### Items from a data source
-=-=-=-=-
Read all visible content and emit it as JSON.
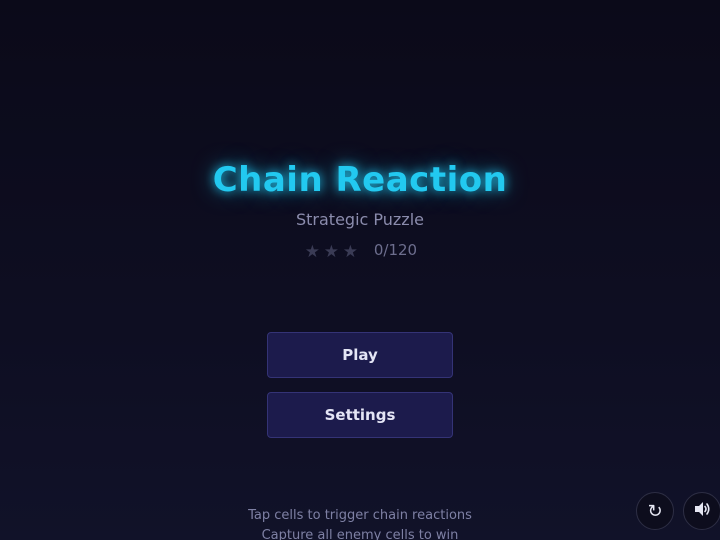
{
  "title": "Chain Reaction",
  "subtitle": "Strategic Puzzle",
  "stars": {
    "earned": 0,
    "slots": 3,
    "count_text": "0/120",
    "empty_color": "#3a3b55"
  },
  "menu": {
    "play_label": "Play",
    "settings_label": "Settings"
  },
  "hints": {
    "line1": "Tap cells to trigger chain reactions",
    "line2": "Capture all enemy cells to win"
  },
  "controls": {
    "restart_icon": "restart-icon",
    "sound_icon": "speaker-icon"
  },
  "colors": {
    "accent": "#22c9f0",
    "button_bg": "#1c1b4c",
    "background": "#0b0a19"
  }
}
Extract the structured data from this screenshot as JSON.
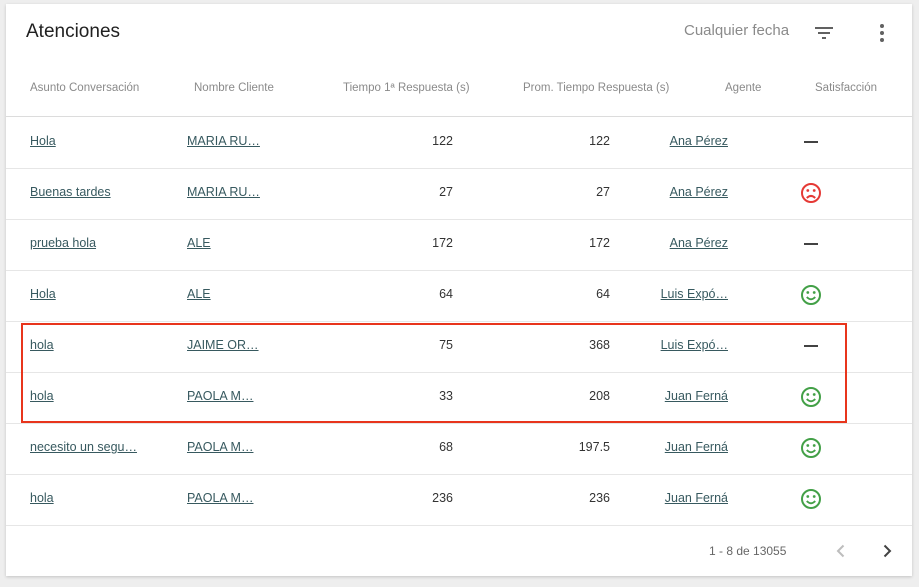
{
  "card": {
    "title": "Atenciones",
    "date_filter": "Cualquier fecha",
    "filter_icon": "filter-list-icon",
    "more_icon": "more-vert-icon"
  },
  "columns": {
    "subject": "Asunto Conversación",
    "client": "Nombre Cliente",
    "first_response": "Tiempo 1ª Respuesta (s)",
    "avg_response": "Prom. Tiempo Respuesta (s)",
    "agent": "Agente",
    "satisfaction": "Satisfacción"
  },
  "rows": [
    {
      "subject": "Hola",
      "client": "MARIA RU…",
      "first_response": "122",
      "avg_response": "122",
      "agent": "Ana Pérez",
      "satisfaction": "neutral"
    },
    {
      "subject": "Buenas tardes",
      "client": "MARIA RU…",
      "first_response": "27",
      "avg_response": "27",
      "agent": "Ana Pérez",
      "satisfaction": "sad"
    },
    {
      "subject": "prueba hola",
      "client": "ALE",
      "first_response": "172",
      "avg_response": "172",
      "agent": "Ana Pérez",
      "satisfaction": "neutral"
    },
    {
      "subject": "Hola",
      "client": "ALE",
      "first_response": "64",
      "avg_response": "64",
      "agent": "Luis Expó…",
      "satisfaction": "happy"
    },
    {
      "subject": "hola",
      "client": "JAIME OR…",
      "first_response": "75",
      "avg_response": "368",
      "agent": "Luis Expó…",
      "satisfaction": "neutral"
    },
    {
      "subject": "hola",
      "client": "PAOLA M…",
      "first_response": "33",
      "avg_response": "208",
      "agent": "Juan Ferná",
      "satisfaction": "happy"
    },
    {
      "subject": "necesito un segu…",
      "client": "PAOLA M…",
      "first_response": "68",
      "avg_response": "197.5",
      "agent": "Juan Ferná",
      "satisfaction": "happy"
    },
    {
      "subject": "hola",
      "client": "PAOLA M…",
      "first_response": "236",
      "avg_response": "236",
      "agent": "Juan Ferná",
      "satisfaction": "happy"
    }
  ],
  "pagination": {
    "range": "1 - 8 de 13055",
    "prev_icon": "chevron-left-icon",
    "next_icon": "chevron-right-icon"
  },
  "colors": {
    "sad": "#e53935",
    "happy": "#43a047",
    "neutral": "#424242",
    "highlight": "#e8351c",
    "link": "#37595f"
  }
}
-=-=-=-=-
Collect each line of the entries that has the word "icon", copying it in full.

### Answer section
    "restart_icon": "restart-icon",
    "sound_icon": "speaker-icon"
    "filter_icon": "filter-list-icon",
    "more_icon": "more-vert-icon"
    "prev_icon": "chevron-left-icon",
    "next_icon": "chevron-right-icon"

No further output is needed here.